All pay rates are attached to well-defined job descriptions, besides having additional specializations, etc. Please refer to these role definitions for interpreters, translators, translator-transcribers, and terminologists, and send them to your clients. They have been endorsed by highly recognized professional associations. Helen Eby is listed as a member of the drafting and editorial team.
- Descriptions of translators, interpreters and terminologists, supported by over 10 associations
- Oregon Interpreting and Translation Needs
- Oregon Judicial Department Best Practices for Working with Interpreters
- How independent contracting works for translators and interpreters in Oregon
- How to work with an interpreter – written by Helen Eby for OSTI in January of 2015
What kinds of services do interpreters and translators provide?
US GSA page on Language Services. Here you will find descriptions of the language services the Federal Government (USG) contracts for.
The Foreign Language Services Ordering Guide lists the different services the USG needs. The guide also includes a list of contracts the USG has accepted.

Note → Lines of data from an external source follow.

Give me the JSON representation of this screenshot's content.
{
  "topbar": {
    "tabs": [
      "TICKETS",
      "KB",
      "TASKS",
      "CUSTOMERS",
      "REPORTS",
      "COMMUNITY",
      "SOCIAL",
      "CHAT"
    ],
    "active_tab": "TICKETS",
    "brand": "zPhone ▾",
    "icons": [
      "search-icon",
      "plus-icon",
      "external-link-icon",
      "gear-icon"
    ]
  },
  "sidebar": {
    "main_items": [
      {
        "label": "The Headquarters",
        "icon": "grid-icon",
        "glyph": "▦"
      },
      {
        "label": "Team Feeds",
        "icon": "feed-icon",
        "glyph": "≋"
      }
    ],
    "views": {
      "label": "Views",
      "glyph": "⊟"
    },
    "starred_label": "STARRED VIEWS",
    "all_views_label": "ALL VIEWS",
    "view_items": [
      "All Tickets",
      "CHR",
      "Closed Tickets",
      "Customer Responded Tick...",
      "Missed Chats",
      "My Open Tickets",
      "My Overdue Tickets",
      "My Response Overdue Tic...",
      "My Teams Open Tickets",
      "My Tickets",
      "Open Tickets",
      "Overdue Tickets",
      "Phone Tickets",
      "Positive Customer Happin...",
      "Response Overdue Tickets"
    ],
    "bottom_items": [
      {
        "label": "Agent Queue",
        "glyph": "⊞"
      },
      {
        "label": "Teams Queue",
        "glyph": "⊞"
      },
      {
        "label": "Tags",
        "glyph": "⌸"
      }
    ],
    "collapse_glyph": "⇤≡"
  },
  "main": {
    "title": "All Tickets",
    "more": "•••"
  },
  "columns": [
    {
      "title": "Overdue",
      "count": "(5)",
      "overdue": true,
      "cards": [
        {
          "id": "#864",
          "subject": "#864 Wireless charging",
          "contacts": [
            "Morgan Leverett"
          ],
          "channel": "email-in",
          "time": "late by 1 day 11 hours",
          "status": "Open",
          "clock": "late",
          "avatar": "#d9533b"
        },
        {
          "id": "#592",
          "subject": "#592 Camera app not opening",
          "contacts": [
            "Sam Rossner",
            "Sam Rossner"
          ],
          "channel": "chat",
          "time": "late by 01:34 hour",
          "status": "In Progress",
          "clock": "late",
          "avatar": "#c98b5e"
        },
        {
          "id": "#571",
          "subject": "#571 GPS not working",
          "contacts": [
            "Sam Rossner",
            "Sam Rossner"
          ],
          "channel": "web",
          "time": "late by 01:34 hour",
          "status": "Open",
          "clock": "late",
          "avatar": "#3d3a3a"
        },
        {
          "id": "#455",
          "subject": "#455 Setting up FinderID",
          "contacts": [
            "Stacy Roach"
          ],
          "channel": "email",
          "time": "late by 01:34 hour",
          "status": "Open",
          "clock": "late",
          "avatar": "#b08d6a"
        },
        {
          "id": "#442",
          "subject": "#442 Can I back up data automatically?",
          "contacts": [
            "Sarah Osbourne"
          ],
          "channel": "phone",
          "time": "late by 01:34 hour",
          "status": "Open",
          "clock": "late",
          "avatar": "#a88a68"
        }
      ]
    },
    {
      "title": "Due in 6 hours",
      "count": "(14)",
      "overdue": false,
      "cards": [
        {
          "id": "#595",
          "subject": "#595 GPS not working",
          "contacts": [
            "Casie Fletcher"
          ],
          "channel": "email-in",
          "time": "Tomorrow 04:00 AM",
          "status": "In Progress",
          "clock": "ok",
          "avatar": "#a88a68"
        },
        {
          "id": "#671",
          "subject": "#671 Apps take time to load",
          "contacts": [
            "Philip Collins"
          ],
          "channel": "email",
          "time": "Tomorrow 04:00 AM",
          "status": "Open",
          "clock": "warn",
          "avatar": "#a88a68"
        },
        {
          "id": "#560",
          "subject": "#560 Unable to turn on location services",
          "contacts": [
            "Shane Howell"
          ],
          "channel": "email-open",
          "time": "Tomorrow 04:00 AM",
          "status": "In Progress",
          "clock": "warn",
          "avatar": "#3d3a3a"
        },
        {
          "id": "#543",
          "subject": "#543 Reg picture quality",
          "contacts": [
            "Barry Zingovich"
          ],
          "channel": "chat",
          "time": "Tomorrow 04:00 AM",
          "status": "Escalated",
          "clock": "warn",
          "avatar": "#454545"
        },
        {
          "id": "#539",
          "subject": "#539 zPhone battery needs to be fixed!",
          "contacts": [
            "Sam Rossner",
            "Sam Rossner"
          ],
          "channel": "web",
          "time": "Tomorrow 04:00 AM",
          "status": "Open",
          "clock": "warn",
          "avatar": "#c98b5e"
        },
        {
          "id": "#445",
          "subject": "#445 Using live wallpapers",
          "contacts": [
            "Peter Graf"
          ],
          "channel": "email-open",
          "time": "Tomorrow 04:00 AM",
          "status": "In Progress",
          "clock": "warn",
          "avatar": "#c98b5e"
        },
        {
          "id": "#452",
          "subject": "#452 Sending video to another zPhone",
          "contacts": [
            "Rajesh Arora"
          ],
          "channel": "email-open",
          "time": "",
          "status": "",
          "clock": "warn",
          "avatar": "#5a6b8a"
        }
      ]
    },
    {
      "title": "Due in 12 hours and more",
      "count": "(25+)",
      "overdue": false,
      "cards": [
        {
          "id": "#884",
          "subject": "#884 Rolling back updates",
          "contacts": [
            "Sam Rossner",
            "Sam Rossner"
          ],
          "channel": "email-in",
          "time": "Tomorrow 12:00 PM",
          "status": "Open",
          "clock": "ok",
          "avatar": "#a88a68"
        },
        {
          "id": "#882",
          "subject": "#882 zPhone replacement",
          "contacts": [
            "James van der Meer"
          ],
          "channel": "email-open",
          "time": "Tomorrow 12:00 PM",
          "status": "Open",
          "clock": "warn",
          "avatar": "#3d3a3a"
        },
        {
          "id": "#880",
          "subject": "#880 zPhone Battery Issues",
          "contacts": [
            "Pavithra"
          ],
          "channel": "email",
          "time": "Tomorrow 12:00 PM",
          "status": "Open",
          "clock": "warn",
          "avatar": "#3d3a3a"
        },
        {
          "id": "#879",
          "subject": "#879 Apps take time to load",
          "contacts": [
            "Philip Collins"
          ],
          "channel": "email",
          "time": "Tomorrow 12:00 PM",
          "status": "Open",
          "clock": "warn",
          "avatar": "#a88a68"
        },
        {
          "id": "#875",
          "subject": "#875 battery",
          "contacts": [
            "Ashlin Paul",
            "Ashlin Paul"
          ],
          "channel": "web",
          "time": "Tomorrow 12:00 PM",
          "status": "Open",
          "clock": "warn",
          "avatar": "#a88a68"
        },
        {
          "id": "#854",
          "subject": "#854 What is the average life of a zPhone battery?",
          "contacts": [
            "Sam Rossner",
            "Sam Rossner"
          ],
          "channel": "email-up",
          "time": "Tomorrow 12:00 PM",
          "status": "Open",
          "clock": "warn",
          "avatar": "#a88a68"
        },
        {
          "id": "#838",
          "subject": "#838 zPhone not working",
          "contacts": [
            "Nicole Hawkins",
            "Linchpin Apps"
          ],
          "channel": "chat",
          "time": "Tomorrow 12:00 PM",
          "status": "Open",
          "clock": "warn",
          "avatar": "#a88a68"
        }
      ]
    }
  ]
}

The Federal Government has developed some TIP Sheets regarding work with interpreters. They are written for remote interpreting, but the principles in these sheets can be applied to other types of interactions.
Should interpreters, translators, and their professional associations engage in lobbying activities?

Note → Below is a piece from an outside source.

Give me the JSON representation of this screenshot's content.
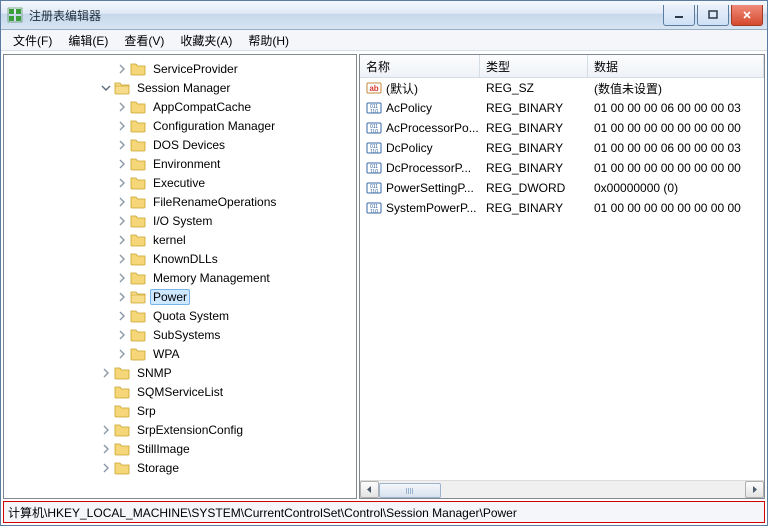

- Advocacy 101 for Interpreters and Translators is a guide co-authored by Helen Eby to permissible advocacy activities for interpreters, translators, and their professional associations.

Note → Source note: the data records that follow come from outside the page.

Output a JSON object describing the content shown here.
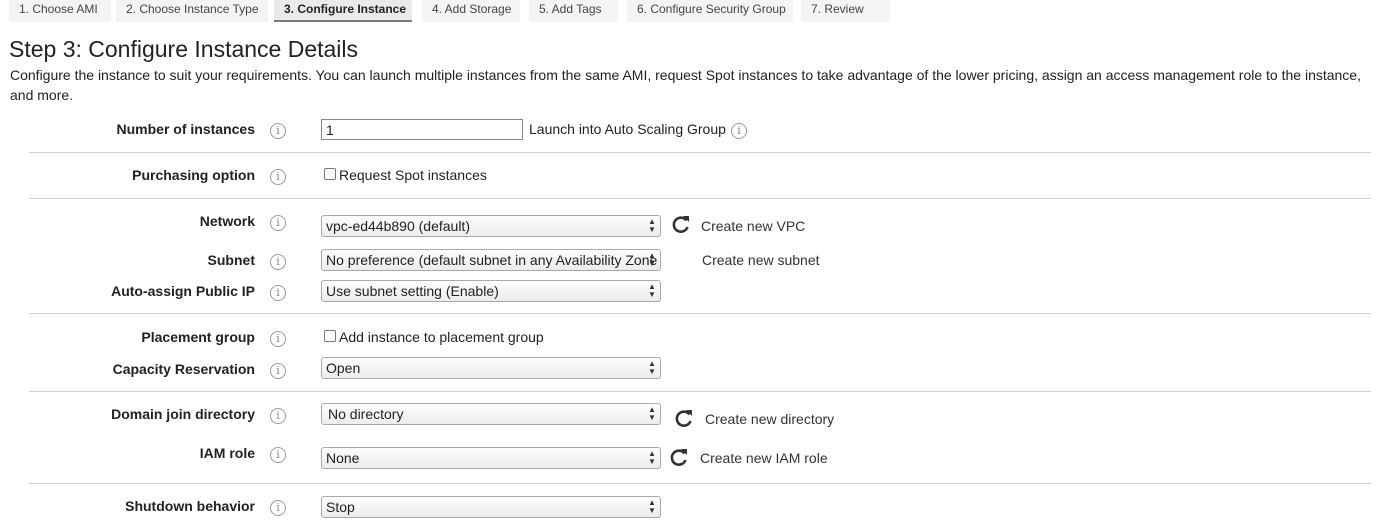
{
  "wizard": {
    "tabs": [
      {
        "label": "1. Choose AMI",
        "active": false
      },
      {
        "label": "2. Choose Instance Type",
        "active": false
      },
      {
        "label": "3. Configure Instance",
        "active": true
      },
      {
        "label": "4. Add Storage",
        "active": false
      },
      {
        "label": "5. Add Tags",
        "active": false
      },
      {
        "label": "6. Configure Security Group",
        "active": false
      },
      {
        "label": "7. Review",
        "active": false
      }
    ]
  },
  "page": {
    "title": "Step 3: Configure Instance Details",
    "description": "Configure the instance to suit your requirements. You can launch multiple instances from the same AMI, request Spot instances to take advantage of the lower pricing, assign an access management role to the instance, and more."
  },
  "info_icon": "i",
  "form": {
    "number_of_instances": {
      "label": "Number of instances",
      "value": "1",
      "extra_text": "Launch into Auto Scaling Group"
    },
    "purchasing_option": {
      "label": "Purchasing option",
      "checkbox_label": "Request Spot instances",
      "checked": false
    },
    "network": {
      "label": "Network",
      "selected": "vpc-ed44b890 (default)",
      "link": "Create new VPC"
    },
    "subnet": {
      "label": "Subnet",
      "selected": "No preference (default subnet in any Availability Zone",
      "link": "Create new subnet"
    },
    "auto_assign_ip": {
      "label": "Auto-assign Public IP",
      "selected": "Use subnet setting (Enable)"
    },
    "placement_group": {
      "label": "Placement group",
      "checkbox_label": "Add instance to placement group",
      "checked": false
    },
    "capacity_reservation": {
      "label": "Capacity Reservation",
      "selected": "Open"
    },
    "domain_join": {
      "label": "Domain join directory",
      "selected": "No directory",
      "link": "Create new directory"
    },
    "iam_role": {
      "label": "IAM role",
      "selected": "None",
      "link": "Create new IAM role"
    },
    "shutdown_behavior": {
      "label": "Shutdown behavior",
      "selected": "Stop"
    }
  },
  "icons": {
    "info": "info-icon",
    "refresh": "refresh-icon",
    "select_arrows": "select-arrows-icon"
  }
}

- 2017 NAJIT Advocacy Flyer
- 2017 ATA Advocacy Priorities. October 25, 2017, was the first Advocacy Day in which ATA engaged its members in lobbying the US Congress. 48 members visited 68 legislative offices on the Wednesday before the conference and submitted these legislative priorities to their legislators.
- A review of the Association of Language Companies 2015 survey.
Language access and civil rights
Helen wrote this overview of language access and civil rights while she was President of the Oregon Society of Translators and Interpreters on June 7, 2015. In conversations with some government agencies, she has found that this material is relevant and necessary for them.